* [WHAT TO DO] Reproduce the entries that follow exactly. No picture should appear in the result.

* [PROVIDED ENTRIES]

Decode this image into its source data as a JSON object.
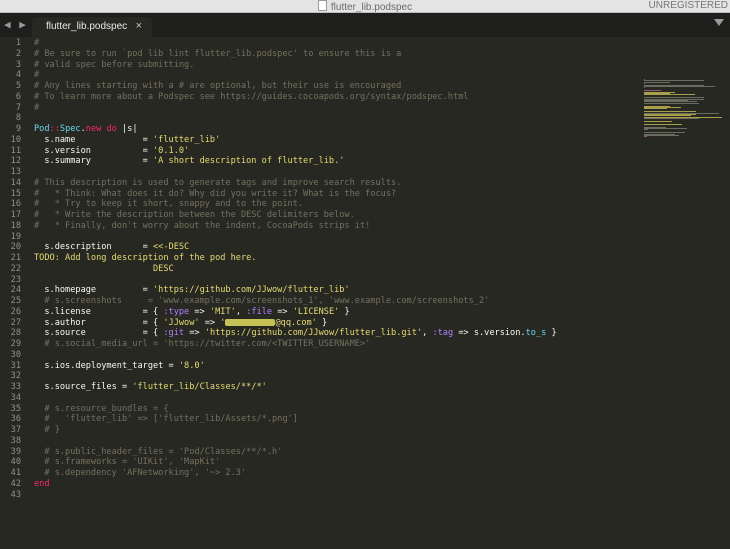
{
  "window": {
    "title": "flutter_lib.podspec",
    "unregistered": "UNREGISTERED"
  },
  "tabbar": {
    "nav_arrows": "◀ ▶",
    "active_tab": "flutter_lib.podspec",
    "close": "×"
  },
  "editor": {
    "lines": [
      {
        "n": "1",
        "p": [
          [
            "c",
            "#"
          ]
        ]
      },
      {
        "n": "2",
        "p": [
          [
            "c",
            "# Be sure to run `pod lib lint flutter_lib.podspec' to ensure this is a"
          ]
        ]
      },
      {
        "n": "3",
        "p": [
          [
            "c",
            "# valid spec before submitting."
          ]
        ]
      },
      {
        "n": "4",
        "p": [
          [
            "c",
            "#"
          ]
        ]
      },
      {
        "n": "5",
        "p": [
          [
            "c",
            "# Any lines starting with a # are optional, but their use is encouraged"
          ]
        ]
      },
      {
        "n": "6",
        "p": [
          [
            "c",
            "# To learn more about a Podspec see https://guides.cocoapods.org/syntax/podspec.html"
          ]
        ]
      },
      {
        "n": "7",
        "p": [
          [
            "c",
            "#"
          ]
        ]
      },
      {
        "n": "8",
        "p": []
      },
      {
        "n": "9",
        "p": [
          [
            "t",
            "Pod"
          ],
          [
            "k",
            "::"
          ],
          [
            "t",
            "Spec"
          ],
          [
            "",
            "."
          ],
          [
            "k",
            "new"
          ],
          [
            "",
            " "
          ],
          [
            "k",
            "do"
          ],
          [
            "",
            " |"
          ],
          [
            "",
            "s"
          ],
          [
            "",
            "|"
          ]
        ]
      },
      {
        "n": "10",
        "p": [
          [
            "",
            "  s.name             = "
          ],
          [
            "s",
            "'flutter_lib'"
          ]
        ]
      },
      {
        "n": "11",
        "p": [
          [
            "",
            "  s.version          = "
          ],
          [
            "s",
            "'0.1.0'"
          ]
        ]
      },
      {
        "n": "12",
        "p": [
          [
            "",
            "  s.summary          = "
          ],
          [
            "s",
            "'A short description of flutter_lib.'"
          ]
        ]
      },
      {
        "n": "13",
        "p": []
      },
      {
        "n": "14",
        "p": [
          [
            "c",
            "# This description is used to generate tags and improve search results."
          ]
        ]
      },
      {
        "n": "15",
        "p": [
          [
            "c",
            "#   * Think: What does it do? Why did you write it? What is the focus?"
          ]
        ]
      },
      {
        "n": "16",
        "p": [
          [
            "c",
            "#   * Try to keep it short, snappy and to the point."
          ]
        ]
      },
      {
        "n": "17",
        "p": [
          [
            "c",
            "#   * Write the description between the DESC delimiters below."
          ]
        ]
      },
      {
        "n": "18",
        "p": [
          [
            "c",
            "#   * Finally, don't worry about the indent, CocoaPods strips it!"
          ]
        ]
      },
      {
        "n": "19",
        "p": []
      },
      {
        "n": "20",
        "p": [
          [
            "",
            "  s.description      = "
          ],
          [
            "s",
            "<<-DESC"
          ]
        ]
      },
      {
        "n": "21",
        "p": [
          [
            "hl",
            "TODO: Add long description of the pod here."
          ]
        ]
      },
      {
        "n": "22",
        "p": [
          [
            "s",
            "                       DESC"
          ]
        ]
      },
      {
        "n": "23",
        "p": []
      },
      {
        "n": "24",
        "p": [
          [
            "",
            "  s.homepage         = "
          ],
          [
            "s",
            "'https://github.com/JJwow/flutter_lib'"
          ]
        ]
      },
      {
        "n": "25",
        "p": [
          [
            "c",
            "  # s.screenshots     = 'www.example.com/screenshots_1', 'www.example.com/screenshots_2'"
          ]
        ]
      },
      {
        "n": "26",
        "p": [
          [
            "",
            "  s.license          = { "
          ],
          [
            "sym",
            ":type"
          ],
          [
            "",
            " => "
          ],
          [
            "s",
            "'MIT'"
          ],
          [
            "",
            ", "
          ],
          [
            "sym",
            ":file"
          ],
          [
            "",
            " => "
          ],
          [
            "s",
            "'LICENSE'"
          ],
          [
            "",
            " }"
          ]
        ]
      },
      {
        "n": "27",
        "p": [
          [
            "",
            "  s.author           = { "
          ],
          [
            "s",
            "'JJwow'"
          ],
          [
            "",
            " => "
          ],
          [
            "s",
            "'"
          ],
          [
            "redact",
            ""
          ],
          [
            "s",
            "@qq.com'"
          ],
          [
            "",
            " }"
          ]
        ]
      },
      {
        "n": "28",
        "p": [
          [
            "",
            "  s.source           = { "
          ],
          [
            "sym",
            ":git"
          ],
          [
            "",
            " => "
          ],
          [
            "s",
            "'https://github.com/JJwow/flutter_lib.git'"
          ],
          [
            "",
            ", "
          ],
          [
            "sym",
            ":tag"
          ],
          [
            "",
            " => s.version."
          ],
          [
            "t",
            "to_s"
          ],
          [
            "",
            " }"
          ]
        ]
      },
      {
        "n": "29",
        "p": [
          [
            "c",
            "  # s.social_media_url = 'https://twitter.com/<TWITTER_USERNAME>'"
          ]
        ]
      },
      {
        "n": "30",
        "p": []
      },
      {
        "n": "31",
        "p": [
          [
            "",
            "  s.ios.deployment_target = "
          ],
          [
            "s",
            "'8.0'"
          ]
        ]
      },
      {
        "n": "32",
        "p": []
      },
      {
        "n": "33",
        "p": [
          [
            "",
            "  s.source_files = "
          ],
          [
            "s",
            "'flutter_lib/Classes/**/*'"
          ]
        ]
      },
      {
        "n": "34",
        "p": []
      },
      {
        "n": "35",
        "p": [
          [
            "c",
            "  # s.resource_bundles = {"
          ]
        ]
      },
      {
        "n": "36",
        "p": [
          [
            "c",
            "  #   'flutter_lib' => ['flutter_lib/Assets/*.png']"
          ]
        ]
      },
      {
        "n": "37",
        "p": [
          [
            "c",
            "  # }"
          ]
        ]
      },
      {
        "n": "38",
        "p": []
      },
      {
        "n": "39",
        "p": [
          [
            "c",
            "  # s.public_header_files = 'Pod/Classes/**/*.h'"
          ]
        ]
      },
      {
        "n": "40",
        "p": [
          [
            "c",
            "  # s.frameworks = 'UIKit', 'MapKit'"
          ]
        ]
      },
      {
        "n": "41",
        "p": [
          [
            "c",
            "  # s.dependency 'AFNetworking', '~> 2.3'"
          ]
        ]
      },
      {
        "n": "42",
        "p": [
          [
            "k",
            "end"
          ]
        ]
      },
      {
        "n": "43",
        "p": []
      }
    ]
  }
}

* [WRITTEN RESPONSE]
Decode this image into its source data as a JSON object.
{
  "window": {
    "title": "flutter_lib.podspec",
    "unregistered": "UNREGISTERED"
  },
  "tabbar": {
    "nav_arrows": "◀ ▶",
    "active_tab": "flutter_lib.podspec",
    "close": "×"
  },
  "editor": {
    "lines": [
      {
        "n": "1",
        "p": [
          [
            "c",
            "#"
          ]
        ]
      },
      {
        "n": "2",
        "p": [
          [
            "c",
            "# Be sure to run `pod lib lint flutter_lib.podspec' to ensure this is a"
          ]
        ]
      },
      {
        "n": "3",
        "p": [
          [
            "c",
            "# valid spec before submitting."
          ]
        ]
      },
      {
        "n": "4",
        "p": [
          [
            "c",
            "#"
          ]
        ]
      },
      {
        "n": "5",
        "p": [
          [
            "c",
            "# Any lines starting with a # are optional, but their use is encouraged"
          ]
        ]
      },
      {
        "n": "6",
        "p": [
          [
            "c",
            "# To learn more about a Podspec see https://guides.cocoapods.org/syntax/podspec.html"
          ]
        ]
      },
      {
        "n": "7",
        "p": [
          [
            "c",
            "#"
          ]
        ]
      },
      {
        "n": "8",
        "p": []
      },
      {
        "n": "9",
        "p": [
          [
            "t",
            "Pod"
          ],
          [
            "k",
            "::"
          ],
          [
            "t",
            "Spec"
          ],
          [
            "",
            "."
          ],
          [
            "k",
            "new"
          ],
          [
            "",
            " "
          ],
          [
            "k",
            "do"
          ],
          [
            "",
            " |"
          ],
          [
            "",
            "s"
          ],
          [
            "",
            "|"
          ]
        ]
      },
      {
        "n": "10",
        "p": [
          [
            "",
            "  s.name             = "
          ],
          [
            "s",
            "'flutter_lib'"
          ]
        ]
      },
      {
        "n": "11",
        "p": [
          [
            "",
            "  s.version          = "
          ],
          [
            "s",
            "'0.1.0'"
          ]
        ]
      },
      {
        "n": "12",
        "p": [
          [
            "",
            "  s.summary          = "
          ],
          [
            "s",
            "'A short description of flutter_lib.'"
          ]
        ]
      },
      {
        "n": "13",
        "p": []
      },
      {
        "n": "14",
        "p": [
          [
            "c",
            "# This description is used to generate tags and improve search results."
          ]
        ]
      },
      {
        "n": "15",
        "p": [
          [
            "c",
            "#   * Think: What does it do? Why did you write it? What is the focus?"
          ]
        ]
      },
      {
        "n": "16",
        "p": [
          [
            "c",
            "#   * Try to keep it short, snappy and to the point."
          ]
        ]
      },
      {
        "n": "17",
        "p": [
          [
            "c",
            "#   * Write the description between the DESC delimiters below."
          ]
        ]
      },
      {
        "n": "18",
        "p": [
          [
            "c",
            "#   * Finally, don't worry about the indent, CocoaPods strips it!"
          ]
        ]
      },
      {
        "n": "19",
        "p": []
      },
      {
        "n": "20",
        "p": [
          [
            "",
            "  s.description      = "
          ],
          [
            "s",
            "<<-DESC"
          ]
        ]
      },
      {
        "n": "21",
        "p": [
          [
            "hl",
            "TODO: Add long description of the pod here."
          ]
        ]
      },
      {
        "n": "22",
        "p": [
          [
            "s",
            "                       DESC"
          ]
        ]
      },
      {
        "n": "23",
        "p": []
      },
      {
        "n": "24",
        "p": [
          [
            "",
            "  s.homepage         = "
          ],
          [
            "s",
            "'https://github.com/JJwow/flutter_lib'"
          ]
        ]
      },
      {
        "n": "25",
        "p": [
          [
            "c",
            "  # s.screenshots     = 'www.example.com/screenshots_1', 'www.example.com/screenshots_2'"
          ]
        ]
      },
      {
        "n": "26",
        "p": [
          [
            "",
            "  s.license          = { "
          ],
          [
            "sym",
            ":type"
          ],
          [
            "",
            " => "
          ],
          [
            "s",
            "'MIT'"
          ],
          [
            "",
            ", "
          ],
          [
            "sym",
            ":file"
          ],
          [
            "",
            " => "
          ],
          [
            "s",
            "'LICENSE'"
          ],
          [
            "",
            " }"
          ]
        ]
      },
      {
        "n": "27",
        "p": [
          [
            "",
            "  s.author           = { "
          ],
          [
            "s",
            "'JJwow'"
          ],
          [
            "",
            " => "
          ],
          [
            "s",
            "'"
          ],
          [
            "redact",
            ""
          ],
          [
            "s",
            "@qq.com'"
          ],
          [
            "",
            " }"
          ]
        ]
      },
      {
        "n": "28",
        "p": [
          [
            "",
            "  s.source           = { "
          ],
          [
            "sym",
            ":git"
          ],
          [
            "",
            " => "
          ],
          [
            "s",
            "'https://github.com/JJwow/flutter_lib.git'"
          ],
          [
            "",
            ", "
          ],
          [
            "sym",
            ":tag"
          ],
          [
            "",
            " => s.version."
          ],
          [
            "t",
            "to_s"
          ],
          [
            "",
            " }"
          ]
        ]
      },
      {
        "n": "29",
        "p": [
          [
            "c",
            "  # s.social_media_url = 'https://twitter.com/<TWITTER_USERNAME>'"
          ]
        ]
      },
      {
        "n": "30",
        "p": []
      },
      {
        "n": "31",
        "p": [
          [
            "",
            "  s.ios.deployment_target = "
          ],
          [
            "s",
            "'8.0'"
          ]
        ]
      },
      {
        "n": "32",
        "p": []
      },
      {
        "n": "33",
        "p": [
          [
            "",
            "  s.source_files = "
          ],
          [
            "s",
            "'flutter_lib/Classes/**/*'"
          ]
        ]
      },
      {
        "n": "34",
        "p": []
      },
      {
        "n": "35",
        "p": [
          [
            "c",
            "  # s.resource_bundles = {"
          ]
        ]
      },
      {
        "n": "36",
        "p": [
          [
            "c",
            "  #   'flutter_lib' => ['flutter_lib/Assets/*.png']"
          ]
        ]
      },
      {
        "n": "37",
        "p": [
          [
            "c",
            "  # }"
          ]
        ]
      },
      {
        "n": "38",
        "p": []
      },
      {
        "n": "39",
        "p": [
          [
            "c",
            "  # s.public_header_files = 'Pod/Classes/**/*.h'"
          ]
        ]
      },
      {
        "n": "40",
        "p": [
          [
            "c",
            "  # s.frameworks = 'UIKit', 'MapKit'"
          ]
        ]
      },
      {
        "n": "41",
        "p": [
          [
            "c",
            "  # s.dependency 'AFNetworking', '~> 2.3'"
          ]
        ]
      },
      {
        "n": "42",
        "p": [
          [
            "k",
            "end"
          ]
        ]
      },
      {
        "n": "43",
        "p": []
      }
    ]
  }
}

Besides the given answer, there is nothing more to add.